• **GIVEN ENTRIES**:
[Start of Attachment]
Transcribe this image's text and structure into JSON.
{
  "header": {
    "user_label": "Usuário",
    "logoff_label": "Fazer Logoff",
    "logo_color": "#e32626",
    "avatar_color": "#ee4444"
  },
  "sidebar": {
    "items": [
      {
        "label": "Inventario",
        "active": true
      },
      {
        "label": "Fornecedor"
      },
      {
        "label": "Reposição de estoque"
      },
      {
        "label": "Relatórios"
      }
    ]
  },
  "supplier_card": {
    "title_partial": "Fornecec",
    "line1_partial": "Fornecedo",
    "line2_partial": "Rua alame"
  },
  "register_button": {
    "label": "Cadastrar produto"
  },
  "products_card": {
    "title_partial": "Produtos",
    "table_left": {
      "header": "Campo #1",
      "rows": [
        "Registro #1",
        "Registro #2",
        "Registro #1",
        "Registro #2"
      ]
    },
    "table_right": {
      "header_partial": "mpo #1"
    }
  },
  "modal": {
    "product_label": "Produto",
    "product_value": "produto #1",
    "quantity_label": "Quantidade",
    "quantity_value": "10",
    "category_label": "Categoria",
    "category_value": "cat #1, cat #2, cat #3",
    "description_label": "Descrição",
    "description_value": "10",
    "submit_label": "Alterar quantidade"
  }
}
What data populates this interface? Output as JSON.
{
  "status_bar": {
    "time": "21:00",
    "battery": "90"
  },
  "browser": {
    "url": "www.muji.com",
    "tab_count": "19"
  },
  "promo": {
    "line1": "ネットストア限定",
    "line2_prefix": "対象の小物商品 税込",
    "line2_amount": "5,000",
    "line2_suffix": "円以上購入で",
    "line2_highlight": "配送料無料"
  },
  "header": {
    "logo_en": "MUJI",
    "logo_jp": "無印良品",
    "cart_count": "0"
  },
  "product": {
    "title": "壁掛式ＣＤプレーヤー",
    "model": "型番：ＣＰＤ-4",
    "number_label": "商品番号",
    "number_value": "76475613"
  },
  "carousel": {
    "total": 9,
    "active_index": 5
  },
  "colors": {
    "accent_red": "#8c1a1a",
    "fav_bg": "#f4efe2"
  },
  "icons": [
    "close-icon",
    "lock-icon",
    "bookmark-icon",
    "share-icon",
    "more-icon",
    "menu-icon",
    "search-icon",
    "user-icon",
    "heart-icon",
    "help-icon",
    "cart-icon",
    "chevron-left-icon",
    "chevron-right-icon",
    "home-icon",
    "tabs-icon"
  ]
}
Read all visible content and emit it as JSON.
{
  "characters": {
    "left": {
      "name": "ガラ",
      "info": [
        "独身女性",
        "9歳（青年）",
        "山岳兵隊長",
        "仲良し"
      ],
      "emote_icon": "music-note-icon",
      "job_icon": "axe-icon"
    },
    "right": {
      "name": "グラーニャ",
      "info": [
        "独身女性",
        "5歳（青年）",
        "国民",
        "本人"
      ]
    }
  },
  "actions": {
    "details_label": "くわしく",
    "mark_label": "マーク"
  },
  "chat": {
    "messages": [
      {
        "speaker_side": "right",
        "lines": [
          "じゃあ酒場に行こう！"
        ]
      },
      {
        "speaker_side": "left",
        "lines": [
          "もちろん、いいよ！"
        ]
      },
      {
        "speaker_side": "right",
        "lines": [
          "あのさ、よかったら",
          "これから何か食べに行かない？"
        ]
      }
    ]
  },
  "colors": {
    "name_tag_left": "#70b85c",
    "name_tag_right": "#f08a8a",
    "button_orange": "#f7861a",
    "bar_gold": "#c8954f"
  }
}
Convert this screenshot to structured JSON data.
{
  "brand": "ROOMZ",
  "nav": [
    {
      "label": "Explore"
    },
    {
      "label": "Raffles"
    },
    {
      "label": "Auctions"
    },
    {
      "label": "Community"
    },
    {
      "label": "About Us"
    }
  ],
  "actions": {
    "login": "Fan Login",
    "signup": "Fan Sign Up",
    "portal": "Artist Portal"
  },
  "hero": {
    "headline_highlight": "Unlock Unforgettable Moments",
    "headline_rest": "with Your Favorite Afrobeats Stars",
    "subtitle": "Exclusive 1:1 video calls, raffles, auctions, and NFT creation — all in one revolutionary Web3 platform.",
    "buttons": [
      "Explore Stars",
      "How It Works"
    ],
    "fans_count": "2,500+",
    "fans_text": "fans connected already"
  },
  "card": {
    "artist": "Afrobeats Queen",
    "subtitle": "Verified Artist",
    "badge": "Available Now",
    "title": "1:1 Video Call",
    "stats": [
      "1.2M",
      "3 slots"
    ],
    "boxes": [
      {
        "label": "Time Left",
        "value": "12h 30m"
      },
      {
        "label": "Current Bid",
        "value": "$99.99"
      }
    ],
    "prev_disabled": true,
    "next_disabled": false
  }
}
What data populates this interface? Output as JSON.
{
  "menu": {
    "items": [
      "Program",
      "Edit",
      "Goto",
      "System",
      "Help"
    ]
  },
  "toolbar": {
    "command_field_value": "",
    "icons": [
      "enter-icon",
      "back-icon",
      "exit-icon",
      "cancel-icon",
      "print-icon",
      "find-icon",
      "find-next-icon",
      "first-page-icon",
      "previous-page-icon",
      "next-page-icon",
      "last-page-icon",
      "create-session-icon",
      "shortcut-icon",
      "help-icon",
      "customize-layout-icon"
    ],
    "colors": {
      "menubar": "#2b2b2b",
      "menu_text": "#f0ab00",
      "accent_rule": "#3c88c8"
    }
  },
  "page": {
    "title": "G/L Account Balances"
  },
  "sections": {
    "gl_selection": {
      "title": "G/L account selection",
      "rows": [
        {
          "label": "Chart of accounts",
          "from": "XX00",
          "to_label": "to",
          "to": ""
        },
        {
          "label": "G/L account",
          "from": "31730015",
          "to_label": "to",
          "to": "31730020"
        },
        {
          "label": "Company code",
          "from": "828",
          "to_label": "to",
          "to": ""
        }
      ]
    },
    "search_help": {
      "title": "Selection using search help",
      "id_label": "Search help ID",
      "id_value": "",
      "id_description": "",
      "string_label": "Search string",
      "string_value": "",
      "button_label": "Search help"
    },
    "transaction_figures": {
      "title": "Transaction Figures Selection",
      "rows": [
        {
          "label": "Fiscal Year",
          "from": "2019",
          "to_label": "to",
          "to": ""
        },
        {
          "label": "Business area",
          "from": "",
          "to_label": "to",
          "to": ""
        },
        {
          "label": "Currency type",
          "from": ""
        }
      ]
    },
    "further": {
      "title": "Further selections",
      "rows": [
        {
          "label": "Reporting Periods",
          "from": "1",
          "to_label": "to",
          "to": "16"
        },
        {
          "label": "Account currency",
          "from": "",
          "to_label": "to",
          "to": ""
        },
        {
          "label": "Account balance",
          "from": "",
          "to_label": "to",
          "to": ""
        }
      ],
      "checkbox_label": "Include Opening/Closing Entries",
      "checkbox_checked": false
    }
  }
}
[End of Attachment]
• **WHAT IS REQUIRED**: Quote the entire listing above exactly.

• **OUTPUT BELOW**:
Transcribe this image's text and structure into JSON.
{
  "header": {
    "user_label": "Usuário",
    "logoff_label": "Fazer Logoff",
    "logo_color": "#e32626",
    "avatar_color": "#ee4444"
  },
  "sidebar": {
    "items": [
      {
        "label": "Inventario",
        "active": true
      },
      {
        "label": "Fornecedor"
      },
      {
        "label": "Reposição de estoque"
      },
      {
        "label": "Relatórios"
      }
    ]
  },
  "supplier_card": {
    "title_partial": "Fornecec",
    "line1_partial": "Fornecedo",
    "line2_partial": "Rua alame"
  },
  "register_button": {
    "label": "Cadastrar produto"
  },
  "products_card": {
    "title_partial": "Produtos",
    "table_left": {
      "header": "Campo #1",
      "rows": [
        "Registro #1",
        "Registro #2",
        "Registro #1",
        "Registro #2"
      ]
    },
    "table_right": {
      "header_partial": "mpo #1"
    }
  },
  "modal": {
    "product_label": "Produto",
    "product_value": "produto #1",
    "quantity_label": "Quantidade",
    "quantity_value": "10",
    "category_label": "Categoria",
    "category_value": "cat #1, cat #2, cat #3",
    "description_label": "Descrição",
    "description_value": "10",
    "submit_label": "Alterar quantidade"
  }
}
What data populates this interface? Output as JSON.
{
  "status_bar": {
    "time": "21:00",
    "battery": "90"
  },
  "browser": {
    "url": "www.muji.com",
    "tab_count": "19"
  },
  "promo": {
    "line1": "ネットストア限定",
    "line2_prefix": "対象の小物商品 税込",
    "line2_amount": "5,000",
    "line2_suffix": "円以上購入で",
    "line2_highlight": "配送料無料"
  },
  "header": {
    "logo_en": "MUJI",
    "logo_jp": "無印良品",
    "cart_count": "0"
  },
  "product": {
    "title": "壁掛式ＣＤプレーヤー",
    "model": "型番：ＣＰＤ-4",
    "number_label": "商品番号",
    "number_value": "76475613"
  },
  "carousel": {
    "total": 9,
    "active_index": 5
  },
  "colors": {
    "accent_red": "#8c1a1a",
    "fav_bg": "#f4efe2"
  },
  "icons": [
    "close-icon",
    "lock-icon",
    "bookmark-icon",
    "share-icon",
    "more-icon",
    "menu-icon",
    "search-icon",
    "user-icon",
    "heart-icon",
    "help-icon",
    "cart-icon",
    "chevron-left-icon",
    "chevron-right-icon",
    "home-icon",
    "tabs-icon"
  ]
}
Read all visible content and emit it as JSON.
{
  "characters": {
    "left": {
      "name": "ガラ",
      "info": [
        "独身女性",
        "9歳（青年）",
        "山岳兵隊長",
        "仲良し"
      ],
      "emote_icon": "music-note-icon",
      "job_icon": "axe-icon"
    },
    "right": {
      "name": "グラーニャ",
      "info": [
        "独身女性",
        "5歳（青年）",
        "国民",
        "本人"
      ]
    }
  },
  "actions": {
    "details_label": "くわしく",
    "mark_label": "マーク"
  },
  "chat": {
    "messages": [
      {
        "speaker_side": "right",
        "lines": [
          "じゃあ酒場に行こう！"
        ]
      },
      {
        "speaker_side": "left",
        "lines": [
          "もちろん、いいよ！"
        ]
      },
      {
        "speaker_side": "right",
        "lines": [
          "あのさ、よかったら",
          "これから何か食べに行かない？"
        ]
      }
    ]
  },
  "colors": {
    "name_tag_left": "#70b85c",
    "name_tag_right": "#f08a8a",
    "button_orange": "#f7861a",
    "bar_gold": "#c8954f"
  }
}
Convert this screenshot to structured JSON data.
{
  "brand": "ROOMZ",
  "nav": [
    {
      "label": "Explore"
    },
    {
      "label": "Raffles"
    },
    {
      "label": "Auctions"
    },
    {
      "label": "Community"
    },
    {
      "label": "About Us"
    }
  ],
  "actions": {
    "login": "Fan Login",
    "signup": "Fan Sign Up",
    "portal": "Artist Portal"
  },
  "hero": {
    "headline_highlight": "Unlock Unforgettable Moments",
    "headline_rest": "with Your Favorite Afrobeats Stars",
    "subtitle": "Exclusive 1:1 video calls, raffles, auctions, and NFT creation — all in one revolutionary Web3 platform.",
    "buttons": [
      "Explore Stars",
      "How It Works"
    ],
    "fans_count": "2,500+",
    "fans_text": "fans connected already"
  },
  "card": {
    "artist": "Afrobeats Queen",
    "subtitle": "Verified Artist",
    "badge": "Available Now",
    "title": "1:1 Video Call",
    "stats": [
      "1.2M",
      "3 slots"
    ],
    "boxes": [
      {
        "label": "Time Left",
        "value": "12h 30m"
      },
      {
        "label": "Current Bid",
        "value": "$99.99"
      }
    ],
    "prev_disabled": true,
    "next_disabled": false
  }
}
What data populates this interface? Output as JSON.
{
  "menu": {
    "items": [
      "Program",
      "Edit",
      "Goto",
      "System",
      "Help"
    ]
  },
  "toolbar": {
    "command_field_value": "",
    "icons": [
      "enter-icon",
      "back-icon",
      "exit-icon",
      "cancel-icon",
      "print-icon",
      "find-icon",
      "find-next-icon",
      "first-page-icon",
      "previous-page-icon",
      "next-page-icon",
      "last-page-icon",
      "create-session-icon",
      "shortcut-icon",
      "help-icon",
      "customize-layout-icon"
    ],
    "colors": {
      "menubar": "#2b2b2b",
      "menu_text": "#f0ab00",
      "accent_rule": "#3c88c8"
    }
  },
  "page": {
    "title": "G/L Account Balances"
  },
  "sections": {
    "gl_selection": {
      "title": "G/L account selection",
      "rows": [
        {
          "label": "Chart of accounts",
          "from": "XX00",
          "to_label": "to",
          "to": ""
        },
        {
          "label": "G/L account",
          "from": "31730015",
          "to_label": "to",
          "to": "31730020"
        },
        {
          "label": "Company code",
          "from": "828",
          "to_label": "to",
          "to": ""
        }
      ]
    },
    "search_help": {
      "title": "Selection using search help",
      "id_label": "Search help ID",
      "id_value": "",
      "id_description": "",
      "string_label": "Search string",
      "string_value": "",
      "button_label": "Search help"
    },
    "transaction_figures": {
      "title": "Transaction Figures Selection",
      "rows": [
        {
          "label": "Fiscal Year",
          "from": "2019",
          "to_label": "to",
          "to": ""
        },
        {
          "label": "Business area",
          "from": "",
          "to_label": "to",
          "to": ""
        },
        {
          "label": "Currency type",
          "from": ""
        }
      ]
    },
    "further": {
      "title": "Further selections",
      "rows": [
        {
          "label": "Reporting Periods",
          "from": "1",
          "to_label": "to",
          "to": "16"
        },
        {
          "label": "Account currency",
          "from": "",
          "to_label": "to",
          "to": ""
        },
        {
          "label": "Account balance",
          "from": "",
          "to_label": "to",
          "to": ""
        }
      ],
      "checkbox_label": "Include Opening/Closing Entries",
      "checkbox_checked": false
    }
  }
}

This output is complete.